import org.springframework.web.servlet.view.InternalResourceViewResolver;

@ComponentScan(basePackages = "com.jtuts.controller")
public class DispatcherServletConfiguration {

    ViewResolver setupViewResolver(){
        InternalResourceViewResolver resolver = new InternalResourceViewResolver();

        return resolver;

In this class using the @ComponentScan annotation we configure the location of our Controller beans.

We also set up a view resolver that will determine how to map view names into JSP files. The prefix property’s value will be prepended to the name of every view we request and the suffix property’s value will be appended to the requested view name. For example if our controller returns the view name “login“, it will be mapped to the jsp: “/WEB-INF/views/login.jsp“.
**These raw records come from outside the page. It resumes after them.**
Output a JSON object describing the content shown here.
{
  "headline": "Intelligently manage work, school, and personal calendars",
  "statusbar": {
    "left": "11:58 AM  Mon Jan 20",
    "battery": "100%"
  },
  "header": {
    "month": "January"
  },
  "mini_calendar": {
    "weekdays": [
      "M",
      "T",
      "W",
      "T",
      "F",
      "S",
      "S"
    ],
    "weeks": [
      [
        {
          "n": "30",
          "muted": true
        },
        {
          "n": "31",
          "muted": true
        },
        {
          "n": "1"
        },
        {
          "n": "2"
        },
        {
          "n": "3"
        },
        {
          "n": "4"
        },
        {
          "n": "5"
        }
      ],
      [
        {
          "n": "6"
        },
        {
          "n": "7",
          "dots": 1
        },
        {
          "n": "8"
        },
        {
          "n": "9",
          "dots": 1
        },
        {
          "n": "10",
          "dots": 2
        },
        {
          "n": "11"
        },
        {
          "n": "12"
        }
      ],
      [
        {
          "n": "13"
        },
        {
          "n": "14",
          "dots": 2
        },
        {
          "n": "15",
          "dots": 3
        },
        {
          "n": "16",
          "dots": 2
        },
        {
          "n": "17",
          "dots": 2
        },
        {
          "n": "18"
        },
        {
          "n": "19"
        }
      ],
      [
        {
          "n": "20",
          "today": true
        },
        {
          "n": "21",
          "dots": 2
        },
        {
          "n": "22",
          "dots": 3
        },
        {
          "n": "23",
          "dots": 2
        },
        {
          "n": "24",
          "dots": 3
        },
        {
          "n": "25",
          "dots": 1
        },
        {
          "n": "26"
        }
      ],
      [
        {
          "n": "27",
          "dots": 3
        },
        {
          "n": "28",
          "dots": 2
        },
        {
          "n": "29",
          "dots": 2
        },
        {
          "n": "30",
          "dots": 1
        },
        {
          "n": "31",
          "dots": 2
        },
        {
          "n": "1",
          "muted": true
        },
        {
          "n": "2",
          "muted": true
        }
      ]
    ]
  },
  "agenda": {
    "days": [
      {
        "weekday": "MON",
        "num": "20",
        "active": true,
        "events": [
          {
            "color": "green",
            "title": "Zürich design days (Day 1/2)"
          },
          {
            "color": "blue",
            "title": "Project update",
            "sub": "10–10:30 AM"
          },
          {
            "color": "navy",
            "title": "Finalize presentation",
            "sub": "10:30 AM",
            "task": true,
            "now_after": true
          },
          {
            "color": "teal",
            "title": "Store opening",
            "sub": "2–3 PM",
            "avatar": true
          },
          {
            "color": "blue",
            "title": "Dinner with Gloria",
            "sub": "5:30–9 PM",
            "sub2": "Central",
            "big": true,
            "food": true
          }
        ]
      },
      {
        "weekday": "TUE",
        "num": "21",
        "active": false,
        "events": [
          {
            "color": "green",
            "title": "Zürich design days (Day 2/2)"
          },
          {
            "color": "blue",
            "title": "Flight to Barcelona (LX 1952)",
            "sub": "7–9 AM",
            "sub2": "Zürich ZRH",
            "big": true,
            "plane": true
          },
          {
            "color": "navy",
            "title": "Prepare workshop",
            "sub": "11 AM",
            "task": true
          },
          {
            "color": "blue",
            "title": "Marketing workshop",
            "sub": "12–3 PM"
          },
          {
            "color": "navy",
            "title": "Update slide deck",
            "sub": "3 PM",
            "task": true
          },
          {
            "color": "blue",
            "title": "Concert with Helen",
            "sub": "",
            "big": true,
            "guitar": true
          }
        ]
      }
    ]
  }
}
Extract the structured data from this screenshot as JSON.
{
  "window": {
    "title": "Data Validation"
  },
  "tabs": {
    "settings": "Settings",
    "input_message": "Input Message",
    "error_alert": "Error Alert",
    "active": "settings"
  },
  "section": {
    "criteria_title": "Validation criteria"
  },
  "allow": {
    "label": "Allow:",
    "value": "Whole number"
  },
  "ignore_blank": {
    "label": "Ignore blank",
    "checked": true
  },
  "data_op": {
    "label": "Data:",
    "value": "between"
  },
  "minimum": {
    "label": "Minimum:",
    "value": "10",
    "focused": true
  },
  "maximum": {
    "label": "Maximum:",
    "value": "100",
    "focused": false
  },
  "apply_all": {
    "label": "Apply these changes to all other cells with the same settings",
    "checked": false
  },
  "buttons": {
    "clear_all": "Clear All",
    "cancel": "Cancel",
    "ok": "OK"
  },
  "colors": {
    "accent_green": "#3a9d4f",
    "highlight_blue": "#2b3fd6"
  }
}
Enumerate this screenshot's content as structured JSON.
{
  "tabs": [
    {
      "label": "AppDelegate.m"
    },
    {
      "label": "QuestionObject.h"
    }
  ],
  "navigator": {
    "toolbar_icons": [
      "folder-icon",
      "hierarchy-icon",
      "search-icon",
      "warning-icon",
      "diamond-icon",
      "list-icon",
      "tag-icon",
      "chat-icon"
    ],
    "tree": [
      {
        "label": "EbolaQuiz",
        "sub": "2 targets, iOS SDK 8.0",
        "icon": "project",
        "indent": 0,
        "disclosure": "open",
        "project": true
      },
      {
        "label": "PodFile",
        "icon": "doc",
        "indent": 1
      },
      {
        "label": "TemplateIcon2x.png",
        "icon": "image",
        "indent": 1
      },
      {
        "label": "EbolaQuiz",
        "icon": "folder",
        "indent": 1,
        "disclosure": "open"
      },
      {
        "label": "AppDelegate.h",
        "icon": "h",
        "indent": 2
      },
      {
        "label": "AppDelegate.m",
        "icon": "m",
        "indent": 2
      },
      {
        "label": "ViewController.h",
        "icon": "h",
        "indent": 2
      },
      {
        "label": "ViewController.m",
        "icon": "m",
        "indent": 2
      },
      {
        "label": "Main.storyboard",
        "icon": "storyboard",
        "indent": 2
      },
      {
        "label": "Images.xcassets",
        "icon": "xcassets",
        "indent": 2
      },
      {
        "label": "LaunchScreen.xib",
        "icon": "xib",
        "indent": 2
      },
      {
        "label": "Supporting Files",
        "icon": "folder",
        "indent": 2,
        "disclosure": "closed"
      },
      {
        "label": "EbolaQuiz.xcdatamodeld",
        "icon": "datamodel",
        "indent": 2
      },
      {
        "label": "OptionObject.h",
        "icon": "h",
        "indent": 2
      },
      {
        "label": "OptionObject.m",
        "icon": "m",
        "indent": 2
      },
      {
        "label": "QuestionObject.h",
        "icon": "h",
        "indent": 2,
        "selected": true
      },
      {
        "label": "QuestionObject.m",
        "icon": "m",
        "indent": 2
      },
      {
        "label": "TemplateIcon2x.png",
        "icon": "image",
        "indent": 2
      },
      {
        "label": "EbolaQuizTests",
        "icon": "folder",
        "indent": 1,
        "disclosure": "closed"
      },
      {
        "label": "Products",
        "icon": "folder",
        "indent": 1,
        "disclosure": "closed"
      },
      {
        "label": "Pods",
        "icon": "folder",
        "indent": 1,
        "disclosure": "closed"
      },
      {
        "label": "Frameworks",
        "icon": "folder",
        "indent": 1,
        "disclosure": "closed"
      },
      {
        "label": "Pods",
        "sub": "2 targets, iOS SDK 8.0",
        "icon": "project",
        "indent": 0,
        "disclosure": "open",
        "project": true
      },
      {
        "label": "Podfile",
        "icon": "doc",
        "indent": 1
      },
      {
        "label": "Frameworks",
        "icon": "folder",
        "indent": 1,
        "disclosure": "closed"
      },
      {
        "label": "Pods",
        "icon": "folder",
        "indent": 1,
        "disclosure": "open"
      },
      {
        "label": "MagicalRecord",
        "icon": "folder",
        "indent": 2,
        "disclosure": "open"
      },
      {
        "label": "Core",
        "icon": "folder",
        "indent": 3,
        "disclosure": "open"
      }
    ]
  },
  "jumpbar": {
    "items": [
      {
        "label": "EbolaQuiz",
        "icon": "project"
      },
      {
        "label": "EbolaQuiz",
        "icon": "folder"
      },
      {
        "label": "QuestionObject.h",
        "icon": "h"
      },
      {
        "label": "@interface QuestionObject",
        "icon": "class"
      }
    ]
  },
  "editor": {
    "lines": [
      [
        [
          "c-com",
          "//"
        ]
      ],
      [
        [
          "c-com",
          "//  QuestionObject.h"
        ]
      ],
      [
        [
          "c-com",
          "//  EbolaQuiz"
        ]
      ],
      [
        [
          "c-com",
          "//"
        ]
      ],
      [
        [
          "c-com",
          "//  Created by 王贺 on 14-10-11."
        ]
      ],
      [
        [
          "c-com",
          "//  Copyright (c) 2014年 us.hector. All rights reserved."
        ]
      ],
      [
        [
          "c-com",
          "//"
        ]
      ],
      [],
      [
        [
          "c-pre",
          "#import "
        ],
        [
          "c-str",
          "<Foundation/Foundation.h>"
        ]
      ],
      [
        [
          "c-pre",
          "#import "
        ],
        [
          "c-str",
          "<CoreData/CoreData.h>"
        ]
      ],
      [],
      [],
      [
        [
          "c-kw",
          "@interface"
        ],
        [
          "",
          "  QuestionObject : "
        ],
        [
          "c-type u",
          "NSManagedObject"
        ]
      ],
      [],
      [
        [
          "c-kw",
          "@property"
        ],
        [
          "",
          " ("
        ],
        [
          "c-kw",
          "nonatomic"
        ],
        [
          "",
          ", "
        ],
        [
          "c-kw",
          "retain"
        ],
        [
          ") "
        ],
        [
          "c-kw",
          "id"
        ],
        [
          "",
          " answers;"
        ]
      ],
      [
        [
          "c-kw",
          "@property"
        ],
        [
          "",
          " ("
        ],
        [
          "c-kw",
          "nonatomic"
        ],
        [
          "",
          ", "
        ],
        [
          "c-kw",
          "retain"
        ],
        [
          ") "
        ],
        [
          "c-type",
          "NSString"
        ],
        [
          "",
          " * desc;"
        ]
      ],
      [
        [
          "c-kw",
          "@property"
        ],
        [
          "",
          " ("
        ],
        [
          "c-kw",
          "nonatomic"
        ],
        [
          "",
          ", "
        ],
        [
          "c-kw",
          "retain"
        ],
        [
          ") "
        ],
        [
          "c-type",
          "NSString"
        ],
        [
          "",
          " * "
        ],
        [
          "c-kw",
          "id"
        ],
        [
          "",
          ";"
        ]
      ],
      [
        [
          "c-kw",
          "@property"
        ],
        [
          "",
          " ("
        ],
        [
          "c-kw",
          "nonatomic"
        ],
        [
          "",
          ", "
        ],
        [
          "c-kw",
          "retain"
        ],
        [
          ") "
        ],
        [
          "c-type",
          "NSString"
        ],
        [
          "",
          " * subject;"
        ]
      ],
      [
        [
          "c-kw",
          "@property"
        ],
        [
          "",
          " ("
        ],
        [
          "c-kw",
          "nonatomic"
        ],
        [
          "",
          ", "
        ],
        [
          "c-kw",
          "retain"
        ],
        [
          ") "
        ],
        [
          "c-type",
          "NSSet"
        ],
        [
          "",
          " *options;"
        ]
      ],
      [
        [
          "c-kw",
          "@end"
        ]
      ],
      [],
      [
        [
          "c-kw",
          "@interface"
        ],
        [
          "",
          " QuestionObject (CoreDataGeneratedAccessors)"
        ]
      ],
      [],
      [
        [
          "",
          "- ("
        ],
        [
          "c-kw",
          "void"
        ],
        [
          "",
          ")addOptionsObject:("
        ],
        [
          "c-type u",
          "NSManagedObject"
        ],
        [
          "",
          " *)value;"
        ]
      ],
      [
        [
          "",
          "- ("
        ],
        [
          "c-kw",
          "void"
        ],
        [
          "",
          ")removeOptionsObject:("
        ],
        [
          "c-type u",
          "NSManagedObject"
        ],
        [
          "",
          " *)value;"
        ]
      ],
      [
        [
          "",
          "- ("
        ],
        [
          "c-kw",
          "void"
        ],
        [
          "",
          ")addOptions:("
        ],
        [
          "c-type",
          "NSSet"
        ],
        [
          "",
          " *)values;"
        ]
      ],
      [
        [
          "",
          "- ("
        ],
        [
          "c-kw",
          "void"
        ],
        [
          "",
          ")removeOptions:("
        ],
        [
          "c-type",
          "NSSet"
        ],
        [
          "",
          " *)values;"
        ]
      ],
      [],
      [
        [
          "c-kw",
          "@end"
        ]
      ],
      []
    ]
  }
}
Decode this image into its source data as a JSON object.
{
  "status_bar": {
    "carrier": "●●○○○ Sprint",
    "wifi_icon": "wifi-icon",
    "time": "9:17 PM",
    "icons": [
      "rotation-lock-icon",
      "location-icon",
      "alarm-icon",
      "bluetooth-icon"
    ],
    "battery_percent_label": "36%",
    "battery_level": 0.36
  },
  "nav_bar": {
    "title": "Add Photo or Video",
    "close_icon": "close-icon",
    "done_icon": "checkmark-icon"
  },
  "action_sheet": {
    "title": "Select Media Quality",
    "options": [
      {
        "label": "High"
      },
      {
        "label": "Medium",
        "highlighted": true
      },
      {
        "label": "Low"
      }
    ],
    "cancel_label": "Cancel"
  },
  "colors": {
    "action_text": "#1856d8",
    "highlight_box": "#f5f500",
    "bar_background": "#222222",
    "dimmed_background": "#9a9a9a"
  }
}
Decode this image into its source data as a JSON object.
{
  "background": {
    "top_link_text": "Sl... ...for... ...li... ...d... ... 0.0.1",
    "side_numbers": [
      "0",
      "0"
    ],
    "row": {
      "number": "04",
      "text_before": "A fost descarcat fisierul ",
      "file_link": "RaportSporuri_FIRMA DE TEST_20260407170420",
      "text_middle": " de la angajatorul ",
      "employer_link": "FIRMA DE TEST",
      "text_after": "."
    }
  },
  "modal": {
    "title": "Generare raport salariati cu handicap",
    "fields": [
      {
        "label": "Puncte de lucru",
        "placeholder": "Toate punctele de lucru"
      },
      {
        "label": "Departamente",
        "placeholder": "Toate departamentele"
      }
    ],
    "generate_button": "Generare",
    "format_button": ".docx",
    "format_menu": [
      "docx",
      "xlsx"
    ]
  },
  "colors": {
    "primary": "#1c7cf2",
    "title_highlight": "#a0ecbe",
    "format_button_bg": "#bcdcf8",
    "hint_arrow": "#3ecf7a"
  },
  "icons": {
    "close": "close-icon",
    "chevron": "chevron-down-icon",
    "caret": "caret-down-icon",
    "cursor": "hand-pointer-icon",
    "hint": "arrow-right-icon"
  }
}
The @EnableWebMvc is the same as the <mvc:annotation-driven /> in the XML version.  It enables a couple of spring features like mapping requests to controllers using the @RequestMapping annotation, validating form data with the @Valid annotation and so on.

The ApplicationConfiguration class

package com.jtuts.configuration;

import org.springframework.context.annotation.Configuration;
import org.springframework.web.servlet.config.annotation.WebMvcConfigurerAdapter;

public class ApplicationConfiguration extends WebMvcConfigurerAdapter  {


This class will contain the configurations related to the application context. Anything that is not related directly to handling incoming requests. Currently it is empty.

The HomeController class

We have a very simple controller, that is mapped to the /home path, and returns the “home” view name.

package com.jtuts.controller;

import org.springframework.stereotype.Controller;
import org.springframework.web.bind.annotation.RequestMapping;
import org.springframework.web.servlet.ModelAndView;

public class HomeController {
    public ModelAndView home() {
        return new ModelAndView("home");

The home JSP

We have a very simple JSP for the home page. It only contains some basic content so we know that our application is running fine.

<%@ page language="java" contentType="text/html; charset=UTF-8" %>
<!DOCTYPE html>
    <meta charset="utf-8">
    <title>Spring MVC web application from scratch</title>
    <h1>Welcome to the home page.</h1>

The running application

When you deploy the application to a Tomcat8 server, it will show you the following result if you navigate to the homepage:


To deploy the application to a Tomcat8 server you just have to copy your .war file located in the target folder, into tomcat-installation-path\webapps . Then start up the server by launching startup.bat (windows) or (linux).


You can download the working project here.